I keep sitting down to read and then ten minutes later I’m back up, pacing around, checking my email, looking for something else to do. The funny part of all this is that I’ve actually been writing very short prose lately and for some reason the reading side of things hadn’t actually occurred to me until right now.
In the post Noted CBS Journalist Itay Hod Pretty Much Just Outed Homophobic GOP Rep. Aaron Schock, Queerty points us to a 457 word Facebook post—a 457 word Facebook post!—by Itay Hod in which the reporter rants about how homophobic Illinois Representative Aaron Schock more likely than not likes dudes. Which for all I know is true. But his evidence…
1. One of his friends said he caught Schock in the shower with another man. As one commenter points out, what kind of shower? At the gym? That doesn’t count.
2. TMZ caught him trolling gay bars, he says, although no one seems to have whatever footage he’s talking about.
That’s pretty much it, in terms of evidence, apparently.

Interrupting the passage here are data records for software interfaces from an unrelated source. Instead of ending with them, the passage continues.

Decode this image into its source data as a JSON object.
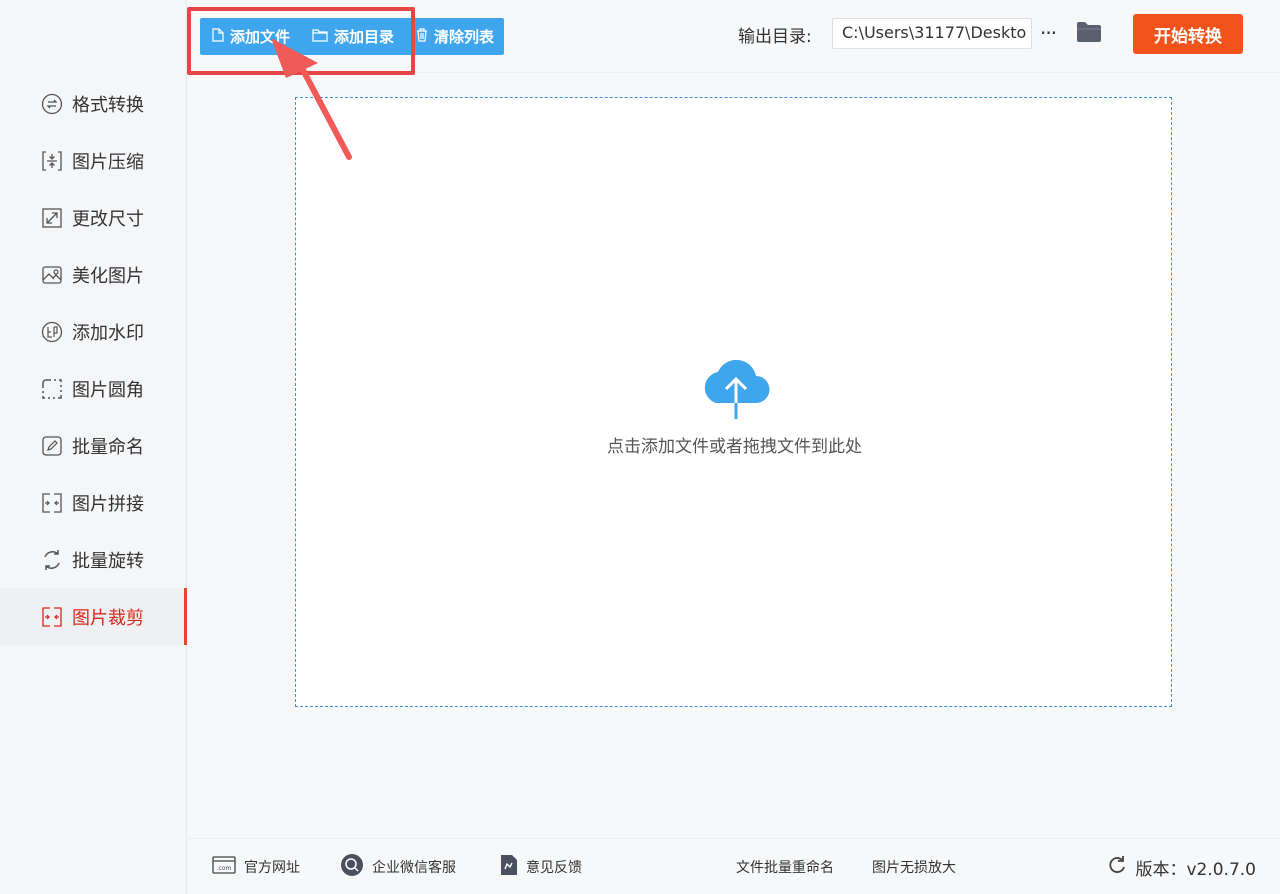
{
  "sidebar": {
    "items": [
      {
        "label": "格式转换",
        "icon": "format-convert-icon"
      },
      {
        "label": "图片压缩",
        "icon": "compress-icon"
      },
      {
        "label": "更改尺寸",
        "icon": "resize-icon"
      },
      {
        "label": "美化图片",
        "icon": "beautify-icon"
      },
      {
        "label": "添加水印",
        "icon": "watermark-icon"
      },
      {
        "label": "图片圆角",
        "icon": "rounded-corner-icon"
      },
      {
        "label": "批量命名",
        "icon": "rename-icon"
      },
      {
        "label": "图片拼接",
        "icon": "stitch-icon"
      },
      {
        "label": "批量旋转",
        "icon": "rotate-icon"
      },
      {
        "label": "图片裁剪",
        "icon": "crop-icon",
        "active": true
      }
    ]
  },
  "toolbar": {
    "add_file": "添加文件",
    "add_folder": "添加目录",
    "clear_list": "清除列表",
    "output_label": "输出目录:",
    "output_path": "C:\\Users\\31177\\Deskto",
    "more": "···",
    "start": "开始转换"
  },
  "main": {
    "drop_hint": "点击添加文件或者拖拽文件到此处"
  },
  "footer": {
    "website": "官方网址",
    "wechat_service": "企业微信客服",
    "feedback": "意见反馈",
    "batch_rename": "文件批量重命名",
    "lossless_enlarge": "图片无损放大",
    "version": "版本：v2.0.7.0"
  },
  "colors": {
    "accent_blue": "#3fa6ee",
    "start_orange": "#f2531a",
    "active_red": "#d9281b",
    "highlight_red": "#e84545"
  }
}
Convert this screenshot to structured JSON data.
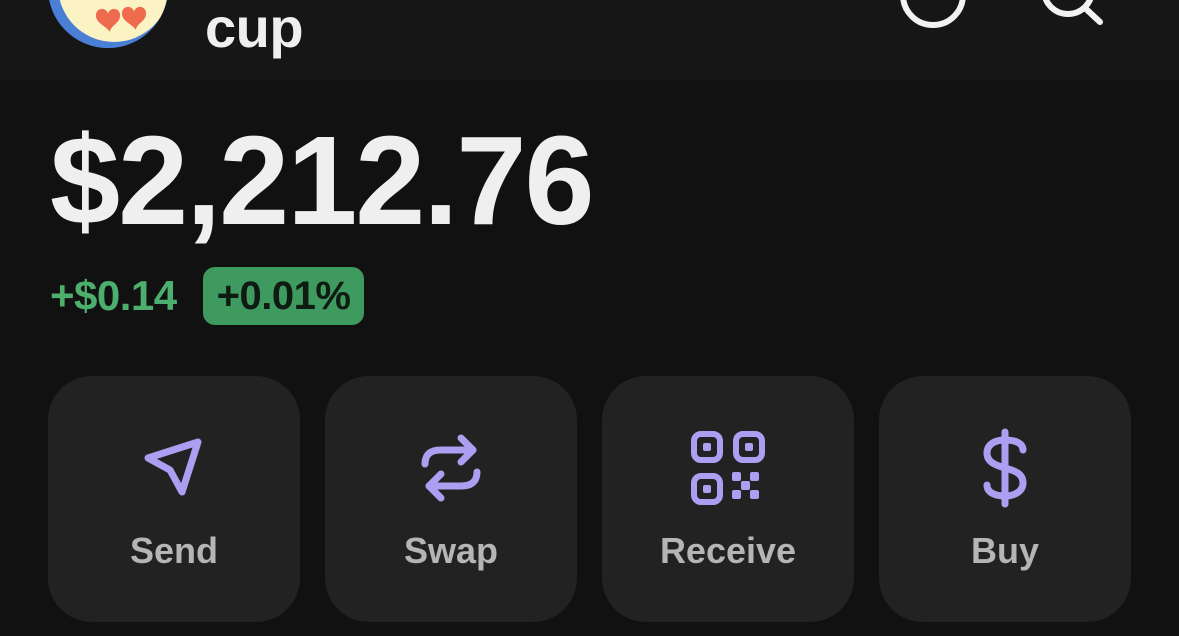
{
  "account": {
    "name": "cup",
    "avatar_icon": "heart-eyes-emoji-icon"
  },
  "header": {
    "icons": [
      "circle-icon",
      "search-icon"
    ]
  },
  "balance": {
    "amount": "$2,212.76",
    "change_amount": "+$0.14",
    "change_percent": "+0.01%"
  },
  "actions": [
    {
      "label": "Send",
      "icon": "paper-plane-icon"
    },
    {
      "label": "Swap",
      "icon": "swap-arrows-icon"
    },
    {
      "label": "Receive",
      "icon": "qr-code-icon"
    },
    {
      "label": "Buy",
      "icon": "dollar-icon"
    }
  ],
  "colors": {
    "background": "#111111",
    "card": "#222222",
    "accent_purple": "#ab9ff2",
    "positive_green": "#4caf6e",
    "badge_green": "#3f9a5f"
  }
}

Queerty and others have added all kinds of tangential evidence—he wears plaid pants! he follows Tom Daley on Instagram! he was in Men’s Health with his shirt off!*—but, I don’t know, I feel like there’s not enough here to get excited over, unless Hod has better facts and CBS won’t let him break the story. That would be an actual news story. But jeez, dude, if you’re that worked up just sell it to Gawker or something.
*What the hell?